Records from a data source
:::::
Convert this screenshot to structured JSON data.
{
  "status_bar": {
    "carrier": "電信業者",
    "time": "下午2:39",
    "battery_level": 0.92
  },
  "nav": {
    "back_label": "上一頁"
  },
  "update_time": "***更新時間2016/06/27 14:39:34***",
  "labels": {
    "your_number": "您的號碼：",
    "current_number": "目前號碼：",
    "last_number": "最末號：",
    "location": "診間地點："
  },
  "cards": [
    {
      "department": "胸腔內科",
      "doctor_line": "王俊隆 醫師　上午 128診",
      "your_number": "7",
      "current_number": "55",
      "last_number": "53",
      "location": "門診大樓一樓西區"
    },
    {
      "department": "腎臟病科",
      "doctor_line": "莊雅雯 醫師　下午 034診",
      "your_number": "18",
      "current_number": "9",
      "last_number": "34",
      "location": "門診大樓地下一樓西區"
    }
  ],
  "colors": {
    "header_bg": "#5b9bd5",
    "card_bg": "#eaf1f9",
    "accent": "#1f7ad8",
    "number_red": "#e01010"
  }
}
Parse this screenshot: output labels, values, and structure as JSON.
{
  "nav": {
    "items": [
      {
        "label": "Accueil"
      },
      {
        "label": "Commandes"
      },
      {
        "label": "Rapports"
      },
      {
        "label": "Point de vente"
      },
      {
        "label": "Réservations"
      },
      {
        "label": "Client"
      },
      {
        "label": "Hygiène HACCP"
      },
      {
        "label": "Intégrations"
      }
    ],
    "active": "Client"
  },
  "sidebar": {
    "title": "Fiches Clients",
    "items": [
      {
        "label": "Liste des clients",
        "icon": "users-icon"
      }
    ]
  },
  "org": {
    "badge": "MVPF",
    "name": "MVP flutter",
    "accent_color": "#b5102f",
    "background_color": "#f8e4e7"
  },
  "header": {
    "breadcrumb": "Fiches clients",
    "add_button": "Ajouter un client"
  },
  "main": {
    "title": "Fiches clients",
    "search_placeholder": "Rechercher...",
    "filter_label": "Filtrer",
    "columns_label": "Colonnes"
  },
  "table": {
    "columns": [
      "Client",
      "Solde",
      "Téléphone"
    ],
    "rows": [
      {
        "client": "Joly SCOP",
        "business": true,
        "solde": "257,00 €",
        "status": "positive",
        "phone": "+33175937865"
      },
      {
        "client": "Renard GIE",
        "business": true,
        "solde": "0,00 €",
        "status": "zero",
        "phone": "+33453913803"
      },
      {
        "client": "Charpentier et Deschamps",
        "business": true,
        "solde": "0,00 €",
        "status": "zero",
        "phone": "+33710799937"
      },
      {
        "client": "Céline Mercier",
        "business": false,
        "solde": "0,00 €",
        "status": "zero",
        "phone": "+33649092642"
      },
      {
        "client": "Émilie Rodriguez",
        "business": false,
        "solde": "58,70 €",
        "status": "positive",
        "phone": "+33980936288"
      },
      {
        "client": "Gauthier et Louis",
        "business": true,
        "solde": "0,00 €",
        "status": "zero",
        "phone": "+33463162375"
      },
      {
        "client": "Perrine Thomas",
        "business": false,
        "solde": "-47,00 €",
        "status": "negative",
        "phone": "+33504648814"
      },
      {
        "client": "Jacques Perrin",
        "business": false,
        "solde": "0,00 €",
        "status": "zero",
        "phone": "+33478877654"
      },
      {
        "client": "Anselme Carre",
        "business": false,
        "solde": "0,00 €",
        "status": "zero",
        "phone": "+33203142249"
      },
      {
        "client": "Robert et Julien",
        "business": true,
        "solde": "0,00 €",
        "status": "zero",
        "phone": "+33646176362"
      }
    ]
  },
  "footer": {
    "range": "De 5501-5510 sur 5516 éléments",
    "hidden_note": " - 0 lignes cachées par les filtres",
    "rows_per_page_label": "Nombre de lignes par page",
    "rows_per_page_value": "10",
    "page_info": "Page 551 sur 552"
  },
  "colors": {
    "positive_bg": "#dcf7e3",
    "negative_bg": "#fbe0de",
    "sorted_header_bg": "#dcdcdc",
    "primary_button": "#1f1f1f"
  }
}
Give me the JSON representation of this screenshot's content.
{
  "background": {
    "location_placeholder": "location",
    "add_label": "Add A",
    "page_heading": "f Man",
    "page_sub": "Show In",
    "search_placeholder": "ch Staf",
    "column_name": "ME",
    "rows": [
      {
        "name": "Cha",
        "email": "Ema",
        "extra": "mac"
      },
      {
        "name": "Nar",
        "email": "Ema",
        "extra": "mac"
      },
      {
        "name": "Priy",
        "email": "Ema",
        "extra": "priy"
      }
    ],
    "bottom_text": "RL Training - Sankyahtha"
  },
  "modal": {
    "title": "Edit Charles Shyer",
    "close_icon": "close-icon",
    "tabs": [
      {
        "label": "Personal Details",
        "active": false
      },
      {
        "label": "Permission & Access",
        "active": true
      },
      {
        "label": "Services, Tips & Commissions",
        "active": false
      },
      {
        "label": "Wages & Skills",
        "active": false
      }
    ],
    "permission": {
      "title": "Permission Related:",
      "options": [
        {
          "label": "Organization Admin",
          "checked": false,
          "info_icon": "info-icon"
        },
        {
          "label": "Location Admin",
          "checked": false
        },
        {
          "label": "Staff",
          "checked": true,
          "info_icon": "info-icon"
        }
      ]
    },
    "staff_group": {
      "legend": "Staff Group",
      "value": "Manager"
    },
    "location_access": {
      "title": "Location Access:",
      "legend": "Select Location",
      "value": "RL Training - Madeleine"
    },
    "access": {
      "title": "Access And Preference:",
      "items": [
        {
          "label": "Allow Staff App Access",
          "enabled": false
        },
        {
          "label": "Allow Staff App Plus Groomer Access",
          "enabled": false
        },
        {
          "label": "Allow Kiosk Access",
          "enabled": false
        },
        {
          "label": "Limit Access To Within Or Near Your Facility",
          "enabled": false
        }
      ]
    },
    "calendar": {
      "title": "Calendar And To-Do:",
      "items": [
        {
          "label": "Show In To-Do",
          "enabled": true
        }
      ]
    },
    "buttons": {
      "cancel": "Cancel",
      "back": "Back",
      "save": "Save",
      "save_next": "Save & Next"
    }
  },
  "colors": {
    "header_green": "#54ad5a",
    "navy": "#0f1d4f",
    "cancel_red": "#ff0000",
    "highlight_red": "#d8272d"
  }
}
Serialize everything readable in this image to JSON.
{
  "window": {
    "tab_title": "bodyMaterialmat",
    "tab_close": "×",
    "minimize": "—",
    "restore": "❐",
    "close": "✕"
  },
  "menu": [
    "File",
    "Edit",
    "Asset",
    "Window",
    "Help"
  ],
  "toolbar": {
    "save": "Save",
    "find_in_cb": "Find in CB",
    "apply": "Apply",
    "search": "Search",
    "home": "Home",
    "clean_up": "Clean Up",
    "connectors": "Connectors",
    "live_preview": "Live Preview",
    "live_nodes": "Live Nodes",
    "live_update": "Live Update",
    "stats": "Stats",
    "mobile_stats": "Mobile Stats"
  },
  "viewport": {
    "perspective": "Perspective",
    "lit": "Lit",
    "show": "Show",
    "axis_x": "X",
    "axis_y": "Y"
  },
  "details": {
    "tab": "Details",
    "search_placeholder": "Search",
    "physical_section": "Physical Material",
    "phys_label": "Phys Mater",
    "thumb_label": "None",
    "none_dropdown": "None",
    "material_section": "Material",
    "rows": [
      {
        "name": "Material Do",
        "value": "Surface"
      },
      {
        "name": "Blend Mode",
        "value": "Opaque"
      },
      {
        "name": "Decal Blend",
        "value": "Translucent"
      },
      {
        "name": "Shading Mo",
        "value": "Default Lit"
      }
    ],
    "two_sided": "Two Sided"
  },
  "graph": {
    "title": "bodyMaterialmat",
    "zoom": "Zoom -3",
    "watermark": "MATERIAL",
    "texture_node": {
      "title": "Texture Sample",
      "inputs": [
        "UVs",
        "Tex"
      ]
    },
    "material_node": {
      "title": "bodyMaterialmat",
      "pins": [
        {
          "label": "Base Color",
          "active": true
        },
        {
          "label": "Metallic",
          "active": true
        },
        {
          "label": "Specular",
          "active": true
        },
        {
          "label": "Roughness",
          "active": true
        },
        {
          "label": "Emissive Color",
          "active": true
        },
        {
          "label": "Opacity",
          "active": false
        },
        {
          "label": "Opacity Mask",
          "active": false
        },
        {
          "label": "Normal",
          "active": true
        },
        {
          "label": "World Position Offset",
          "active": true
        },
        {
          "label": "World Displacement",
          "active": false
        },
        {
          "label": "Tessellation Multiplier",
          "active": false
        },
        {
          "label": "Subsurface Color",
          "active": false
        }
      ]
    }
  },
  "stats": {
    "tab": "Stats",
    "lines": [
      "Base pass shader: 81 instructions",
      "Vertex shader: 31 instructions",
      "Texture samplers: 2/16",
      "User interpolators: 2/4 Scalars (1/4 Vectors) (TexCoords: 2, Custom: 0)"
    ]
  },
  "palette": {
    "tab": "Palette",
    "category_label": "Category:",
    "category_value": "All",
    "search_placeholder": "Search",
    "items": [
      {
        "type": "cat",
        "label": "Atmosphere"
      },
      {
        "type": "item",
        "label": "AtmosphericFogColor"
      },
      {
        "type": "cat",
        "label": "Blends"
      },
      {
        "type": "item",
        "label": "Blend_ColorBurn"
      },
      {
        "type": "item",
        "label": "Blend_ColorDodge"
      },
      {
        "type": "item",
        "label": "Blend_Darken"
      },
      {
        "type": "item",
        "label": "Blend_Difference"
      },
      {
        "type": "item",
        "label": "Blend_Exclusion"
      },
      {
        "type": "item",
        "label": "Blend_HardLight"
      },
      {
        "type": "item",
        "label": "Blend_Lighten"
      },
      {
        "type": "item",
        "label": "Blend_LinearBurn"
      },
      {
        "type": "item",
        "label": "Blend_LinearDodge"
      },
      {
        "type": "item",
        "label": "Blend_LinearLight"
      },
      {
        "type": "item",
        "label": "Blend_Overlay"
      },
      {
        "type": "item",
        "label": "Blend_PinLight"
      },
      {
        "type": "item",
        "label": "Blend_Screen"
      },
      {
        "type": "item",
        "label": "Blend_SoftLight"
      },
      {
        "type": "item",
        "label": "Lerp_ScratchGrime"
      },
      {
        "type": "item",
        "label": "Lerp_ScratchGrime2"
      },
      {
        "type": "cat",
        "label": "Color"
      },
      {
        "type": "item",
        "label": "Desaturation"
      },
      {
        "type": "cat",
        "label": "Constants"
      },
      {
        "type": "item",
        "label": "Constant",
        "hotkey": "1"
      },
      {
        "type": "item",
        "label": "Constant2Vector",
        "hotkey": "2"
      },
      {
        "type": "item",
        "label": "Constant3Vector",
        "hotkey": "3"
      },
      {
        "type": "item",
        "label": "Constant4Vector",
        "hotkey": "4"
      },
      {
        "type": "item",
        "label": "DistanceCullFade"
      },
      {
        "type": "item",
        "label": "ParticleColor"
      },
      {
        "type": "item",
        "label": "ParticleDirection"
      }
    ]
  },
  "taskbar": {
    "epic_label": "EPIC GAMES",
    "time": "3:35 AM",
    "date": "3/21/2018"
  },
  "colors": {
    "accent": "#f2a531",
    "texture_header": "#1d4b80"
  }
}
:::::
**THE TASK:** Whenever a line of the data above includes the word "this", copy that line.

**TASK ANSWER:**
Convert this screenshot to structured JSON data.
Parse this screenshot: output labels, values, and structure as JSON.
Give me the JSON representation of this screenshot's content.
Serialize everything readable in this image to JSON.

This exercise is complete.